There were old poems from my father. A gift to my mom when we were small. Me, maybe four or five. My sister, two or three.
Even then, there was an essence that he saw. One poem for each of us. Mine had oak trees and quiet. The seriousness of a first-born child.
My sister’s was light. Laughter and delight in tiny tennies, “dancing to any ole tune.”
Maybe these traits are innate. My dad sensing them early on.
Growing up, my sister’s joyful abandon was both my envy and frustration. Sharing clothes in high school, she would regularly return white shirts with random stains.
“I’m sorry, Jess. I didn’t mean to.”
I knew it wasn’t purposeful, she just wasn’t thinking. And that’s what made me crazy.
Later, in my twenties, less thinking is what I longed for. I watched in wonder, as my sister boldly twirled through the world without hesitation. She traveled California in a souped-up Dodge van with hand-sewn curtains and a bed. She painted a slogan in huge letters across the back doors, proclaiming “We know who we are when we dance.”
Though I certainly had my own daring adventures, it seemed my moves were always much more measured than hers. Not that she was haphazard, just loose. Not that I was rigid, just more cautious.
And much less patient. I remember my sister telling me a story of her meditation practice with a fly. How when it landed on her bare-skinned body, she chose to just let it crawl. She did not flick it away. She gave no resistance. Its little legs were irritating as it roamed, but she simply surrendered to its presence. Found liberation in her full submission to the discomfort.
I so admire this yielding patience. This willingness to let. My sister’s ability to let with lightness and a laugh.
I’d like to think that I’d do fine with my own fly meditation. But I’d have to be in the mood. The truth is, in the day-to-day, I’m just more attached to control.
Somehow, with my sister, this yen of mine for order never fails to become glaringly apparent. As in this scene, on my last visit with her in California.
We’re in our late thirties now. Mothers with purses and sons. She’s behind the wheel of a standard, family car, her four-year old, securely fastened in the back. I’m following behind her in a rental, Jeb in the passenger seat beside me.
I don’t know where we’re going in this labyrinth of neighborhood streets. Too complicated to give me advance directions, she says “just follow me.”
As I tail behind them, I can tell by looking through their back window that it’s White Stripes on the stereo. I see her smiling in the rear view mirror at her son, his arms in an air drum fervor, pumping in time with Meg White.

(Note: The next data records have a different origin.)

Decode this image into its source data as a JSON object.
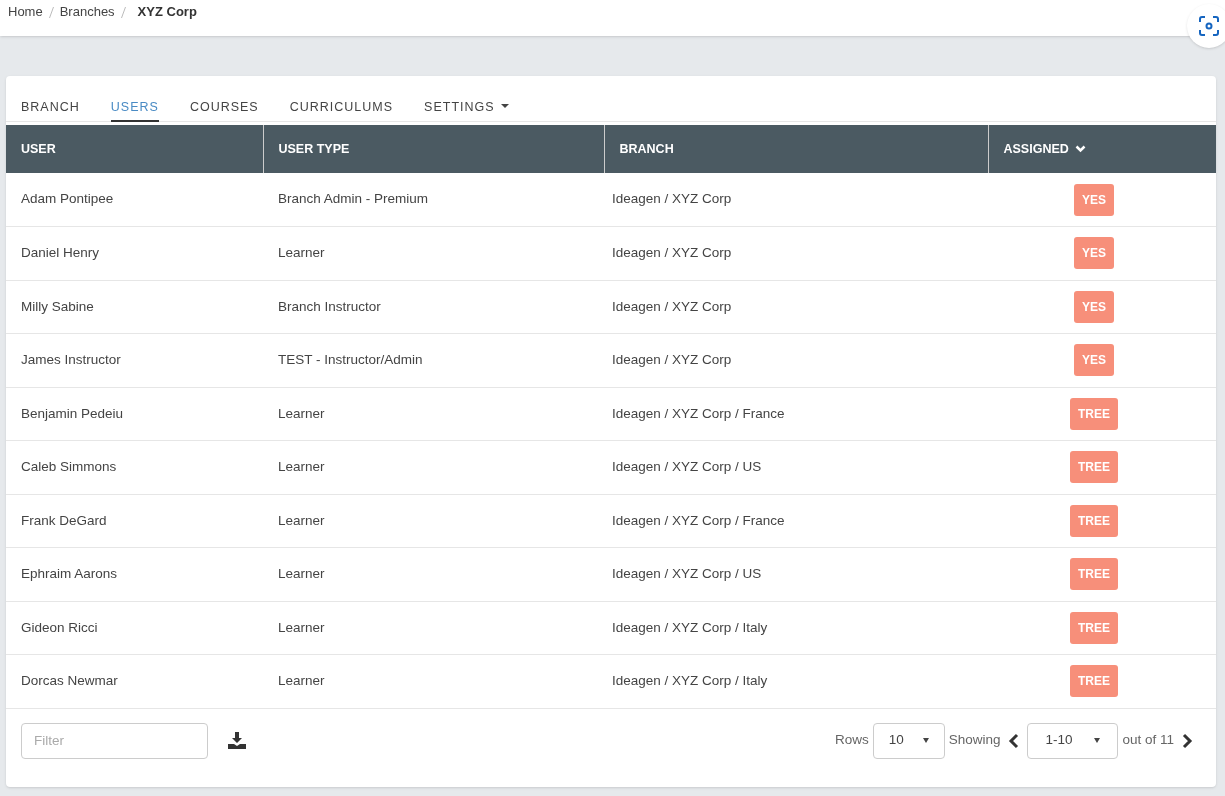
{
  "breadcrumb": [
    {
      "label": "Home",
      "current": false
    },
    {
      "label": "Branches",
      "current": false
    },
    {
      "label": "XYZ Corp",
      "current": true
    }
  ],
  "tabs": [
    {
      "label": "BRANCH",
      "selected": false,
      "dropdown": false
    },
    {
      "label": "USERS",
      "selected": true,
      "dropdown": false
    },
    {
      "label": "COURSES",
      "selected": false,
      "dropdown": false
    },
    {
      "label": "CURRICULUMS",
      "selected": false,
      "dropdown": false
    },
    {
      "label": "SETTINGS",
      "selected": false,
      "dropdown": true
    }
  ],
  "table": {
    "columns": [
      "USER",
      "USER TYPE",
      "BRANCH",
      "ASSIGNED"
    ],
    "rows": [
      {
        "user": "Adam Pontipee",
        "user_type": "Branch Admin - Premium",
        "branch": "Ideagen / XYZ Corp",
        "assigned": "YES"
      },
      {
        "user": "Daniel Henry",
        "user_type": "Learner",
        "branch": "Ideagen / XYZ Corp",
        "assigned": "YES"
      },
      {
        "user": "Milly Sabine",
        "user_type": "Branch Instructor",
        "branch": "Ideagen / XYZ Corp",
        "assigned": "YES"
      },
      {
        "user": "James Instructor",
        "user_type": "TEST - Instructor/Admin",
        "branch": "Ideagen / XYZ Corp",
        "assigned": "YES"
      },
      {
        "user": "Benjamin Pedeiu",
        "user_type": "Learner",
        "branch": "Ideagen / XYZ Corp / France",
        "assigned": "TREE"
      },
      {
        "user": "Caleb Simmons",
        "user_type": "Learner",
        "branch": "Ideagen / XYZ Corp / US",
        "assigned": "TREE"
      },
      {
        "user": "Frank DeGard",
        "user_type": "Learner",
        "branch": "Ideagen / XYZ Corp / France",
        "assigned": "TREE"
      },
      {
        "user": "Ephraim Aarons",
        "user_type": "Learner",
        "branch": "Ideagen / XYZ Corp / US",
        "assigned": "TREE"
      },
      {
        "user": "Gideon Ricci",
        "user_type": "Learner",
        "branch": "Ideagen / XYZ Corp / Italy",
        "assigned": "TREE"
      },
      {
        "user": "Dorcas Newmar",
        "user_type": "Learner",
        "branch": "Ideagen / XYZ Corp / Italy",
        "assigned": "TREE"
      }
    ]
  },
  "footer": {
    "filter": {
      "placeholder": "Filter"
    },
    "rows_label": "Rows",
    "rows_value": "10",
    "showing_label": "Showing",
    "page_value": "1-10",
    "total": "out of 11"
  }
}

Delighted fun and bass drum leak from the cab of their car whenever we come to a stop sign. My sister is pure smiles, bobbing her head and clicking on her turn signal.
Our car is quiet. Jeb is still beside me, taking in the trees. “Can we please not have music mom?”
“Yeah, that’s fine.”
I continue following my sister’s cues until she slows and flips a U on a small side street. She pulls up beside me, rolling down her window.
Jack White’s in a bubble of sound surrounding them, his sing-songey invitation asking when we’re going to ring his doorbell. My nephew smiles at us through his window, still rocking out.
My sister’s sparkling, not a worry. “I think I took a wrong turn back there. Just keep following me.”
My face betrays me. Maybe it’s my eyes that roll, or my lips turn down and pucker. It’s just a simple U-turn, but I’m annoyed in only the way a big sister can be.
“What Jess?” she laughs. “It’s no big deal. We’re close. Just follow me.”
It’s embarrassing how easily agitated I can become. And never is it so obvious as when I’m with my sister.
I swirl in my bi-polar chasm; both irritated that we didn’t reach our destination in single-pointed efficiency, and disappointed at how I let it matter one iota.
In my dance of the inner extremities, revealed expertly, through the divine mirror of my sister, I am humbled. I try to keep in step and still honor my own groove and rhythm.
I think we do know who we are when we’re dancing. We’ve all got our own style. Seems the key is to just stay light enough to move.